Professor Sir John Sulston founded and directed the Sanger Institute, then Sanger Centre, from 1992 to 2000, leading a historic period of genetic discovery. He led the UK’s contribution to the draft Human Genome, a monumental effort that laid the foundations for the research that is transforming healthcare and understanding of disease today. 

In 2002, Sir John was awarded the Nobel Prize in Physiology or Medicine for his contribution to the understanding of how genes control cell division and cell death in an organism.

In 2017, Sir John was made a Companion of Honour by the Queen in her birthday honours for his major contribution to science and society.

Professor Sir Mike Stratton, director of the Wellcome Sanger Institute, said: “We all feel the loss today of a great scientific visionary and leader who made historic, landmark contributions to knowledge of the living world, and established a mission and agenda that defines 21st century science.”

President and Vice-Chancellor Professor Dame Nancy Rothwell said: "John was not only a great scientist but also a great human being.  While he was working at the University over the last ten years, he donated a large part of his salary to support young researchers and he always chose the cheapest transport routes in order to use the money for his research.

"We will all miss him as a scientist but also for what he did beyond his great discoveries and because he was just such a lovely person."

Professor John Harris, Founder Director of The Institute for Science, Ethics and Innovation, said:  “All of us who worked with John for over ten years in founding and shaping Manchester’s Institute for Science, Ethics and Innovation (iSEI) are mourning the loss of a dear friend and a truly good man. 

"John set a personal example of ethics in action.
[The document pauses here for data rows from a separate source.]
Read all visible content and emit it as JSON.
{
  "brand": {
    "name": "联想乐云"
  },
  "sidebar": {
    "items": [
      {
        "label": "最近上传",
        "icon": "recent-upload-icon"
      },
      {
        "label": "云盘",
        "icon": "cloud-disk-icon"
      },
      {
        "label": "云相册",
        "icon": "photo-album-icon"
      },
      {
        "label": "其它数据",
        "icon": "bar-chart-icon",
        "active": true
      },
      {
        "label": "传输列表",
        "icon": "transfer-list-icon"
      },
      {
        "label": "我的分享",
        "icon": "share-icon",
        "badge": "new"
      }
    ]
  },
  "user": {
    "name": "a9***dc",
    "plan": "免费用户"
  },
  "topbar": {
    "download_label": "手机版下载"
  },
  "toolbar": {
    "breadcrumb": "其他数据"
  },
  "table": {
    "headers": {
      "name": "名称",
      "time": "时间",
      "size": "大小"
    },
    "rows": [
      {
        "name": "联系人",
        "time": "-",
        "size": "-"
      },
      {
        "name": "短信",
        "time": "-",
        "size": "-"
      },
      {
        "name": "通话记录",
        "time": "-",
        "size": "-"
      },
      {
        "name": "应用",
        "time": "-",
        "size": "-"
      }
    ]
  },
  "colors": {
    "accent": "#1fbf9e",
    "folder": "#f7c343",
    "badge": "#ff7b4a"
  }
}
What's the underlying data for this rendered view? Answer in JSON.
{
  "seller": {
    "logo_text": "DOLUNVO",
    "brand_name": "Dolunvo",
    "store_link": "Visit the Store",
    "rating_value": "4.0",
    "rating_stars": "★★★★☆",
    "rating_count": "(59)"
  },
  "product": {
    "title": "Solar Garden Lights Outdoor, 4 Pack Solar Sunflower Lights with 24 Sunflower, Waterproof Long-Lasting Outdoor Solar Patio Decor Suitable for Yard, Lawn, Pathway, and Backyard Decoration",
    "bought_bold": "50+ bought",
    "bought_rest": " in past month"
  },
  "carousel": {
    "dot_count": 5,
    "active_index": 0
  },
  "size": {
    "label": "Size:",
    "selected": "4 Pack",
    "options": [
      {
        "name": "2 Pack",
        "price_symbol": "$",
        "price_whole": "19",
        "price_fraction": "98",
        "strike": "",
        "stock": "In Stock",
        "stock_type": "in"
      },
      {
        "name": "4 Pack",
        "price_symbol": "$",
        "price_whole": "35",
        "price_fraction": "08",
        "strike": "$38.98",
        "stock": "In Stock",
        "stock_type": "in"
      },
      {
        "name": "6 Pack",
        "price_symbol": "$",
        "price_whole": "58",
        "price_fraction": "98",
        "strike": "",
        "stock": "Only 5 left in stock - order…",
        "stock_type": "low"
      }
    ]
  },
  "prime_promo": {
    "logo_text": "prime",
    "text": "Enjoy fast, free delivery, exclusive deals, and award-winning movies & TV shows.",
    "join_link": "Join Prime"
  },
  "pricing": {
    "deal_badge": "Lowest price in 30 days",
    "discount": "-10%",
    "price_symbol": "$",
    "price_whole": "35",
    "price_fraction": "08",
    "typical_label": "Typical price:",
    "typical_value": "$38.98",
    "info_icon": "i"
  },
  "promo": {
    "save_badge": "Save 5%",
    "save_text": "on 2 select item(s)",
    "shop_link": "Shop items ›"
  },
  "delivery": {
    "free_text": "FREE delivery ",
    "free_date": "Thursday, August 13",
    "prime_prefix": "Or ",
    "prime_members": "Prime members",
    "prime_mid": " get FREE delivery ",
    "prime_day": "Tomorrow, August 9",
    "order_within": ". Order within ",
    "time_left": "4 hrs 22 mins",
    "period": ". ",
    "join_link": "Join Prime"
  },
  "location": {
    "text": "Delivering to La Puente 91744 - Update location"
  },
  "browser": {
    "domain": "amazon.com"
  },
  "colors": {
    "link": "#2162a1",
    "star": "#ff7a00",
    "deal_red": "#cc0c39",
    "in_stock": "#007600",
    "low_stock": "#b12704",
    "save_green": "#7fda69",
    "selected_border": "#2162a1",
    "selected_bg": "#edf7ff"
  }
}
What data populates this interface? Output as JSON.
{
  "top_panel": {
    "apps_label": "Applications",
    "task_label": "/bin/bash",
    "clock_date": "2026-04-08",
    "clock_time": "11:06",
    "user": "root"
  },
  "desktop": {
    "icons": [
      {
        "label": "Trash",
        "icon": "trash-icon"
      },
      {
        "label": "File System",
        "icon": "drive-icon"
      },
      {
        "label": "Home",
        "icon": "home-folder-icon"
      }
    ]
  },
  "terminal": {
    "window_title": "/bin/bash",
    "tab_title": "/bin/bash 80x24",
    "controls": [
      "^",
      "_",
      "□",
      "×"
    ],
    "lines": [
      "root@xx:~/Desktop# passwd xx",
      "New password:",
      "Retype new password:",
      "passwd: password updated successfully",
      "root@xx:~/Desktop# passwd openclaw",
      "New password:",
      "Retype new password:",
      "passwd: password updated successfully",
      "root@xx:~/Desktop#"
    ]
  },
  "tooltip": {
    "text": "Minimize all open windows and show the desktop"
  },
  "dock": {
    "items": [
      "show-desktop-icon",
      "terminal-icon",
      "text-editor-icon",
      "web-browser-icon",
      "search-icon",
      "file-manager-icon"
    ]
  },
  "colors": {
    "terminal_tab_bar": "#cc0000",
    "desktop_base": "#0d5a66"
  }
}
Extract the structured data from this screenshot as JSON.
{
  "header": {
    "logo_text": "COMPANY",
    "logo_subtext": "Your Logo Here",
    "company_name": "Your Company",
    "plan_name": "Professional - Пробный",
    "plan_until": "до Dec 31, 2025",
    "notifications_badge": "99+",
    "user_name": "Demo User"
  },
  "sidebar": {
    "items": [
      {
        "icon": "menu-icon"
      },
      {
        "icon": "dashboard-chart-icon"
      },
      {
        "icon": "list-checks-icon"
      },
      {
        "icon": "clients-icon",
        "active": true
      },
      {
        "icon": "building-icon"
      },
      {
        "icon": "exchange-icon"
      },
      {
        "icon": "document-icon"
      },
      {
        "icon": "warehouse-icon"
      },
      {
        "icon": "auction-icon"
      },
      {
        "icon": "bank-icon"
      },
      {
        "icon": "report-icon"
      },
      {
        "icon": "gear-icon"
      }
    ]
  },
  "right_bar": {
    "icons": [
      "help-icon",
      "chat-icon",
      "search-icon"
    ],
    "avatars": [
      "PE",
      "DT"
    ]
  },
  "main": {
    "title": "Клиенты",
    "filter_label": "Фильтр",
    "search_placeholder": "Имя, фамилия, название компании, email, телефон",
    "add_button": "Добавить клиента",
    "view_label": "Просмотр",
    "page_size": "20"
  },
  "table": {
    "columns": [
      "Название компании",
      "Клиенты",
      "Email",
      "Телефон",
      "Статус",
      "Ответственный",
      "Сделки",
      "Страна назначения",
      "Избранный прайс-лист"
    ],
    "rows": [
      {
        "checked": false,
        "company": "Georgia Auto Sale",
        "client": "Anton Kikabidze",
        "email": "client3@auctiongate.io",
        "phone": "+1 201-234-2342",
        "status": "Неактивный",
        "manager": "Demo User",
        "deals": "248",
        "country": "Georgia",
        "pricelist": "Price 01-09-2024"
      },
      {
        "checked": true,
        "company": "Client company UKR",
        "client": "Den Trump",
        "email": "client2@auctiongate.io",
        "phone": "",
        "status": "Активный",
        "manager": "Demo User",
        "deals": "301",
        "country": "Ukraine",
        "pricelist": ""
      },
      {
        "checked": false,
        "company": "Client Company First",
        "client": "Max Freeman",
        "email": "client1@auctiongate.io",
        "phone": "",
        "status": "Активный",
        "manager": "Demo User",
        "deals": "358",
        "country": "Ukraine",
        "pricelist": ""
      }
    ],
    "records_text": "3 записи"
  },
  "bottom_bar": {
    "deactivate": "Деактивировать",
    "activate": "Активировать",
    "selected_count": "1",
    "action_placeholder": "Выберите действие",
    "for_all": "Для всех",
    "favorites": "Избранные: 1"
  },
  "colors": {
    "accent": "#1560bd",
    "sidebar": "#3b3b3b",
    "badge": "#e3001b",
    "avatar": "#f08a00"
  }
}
His vision, that the fruits science should be at the service of humankind, freely shared and available in the public domain, inspired all who were privileged to know him." 

Sir John was born on 17 March 1942. From an early age, he was fascinated with the mechanical workings of organisms and went on to complete his undergraduate degree in organic chemistry at Pembroke College, Cambridge in 1963. He then went on to join the Department of Chemistry at the University of Cambridge, where he carried out a PhD on nucleotide chemistry.

At the time of his death, Sir John was Professor and Chairman of the Institute of Science, Ethics and Innovation at the University, where he researched the relationship between scientists and society, a subject he was passionate about.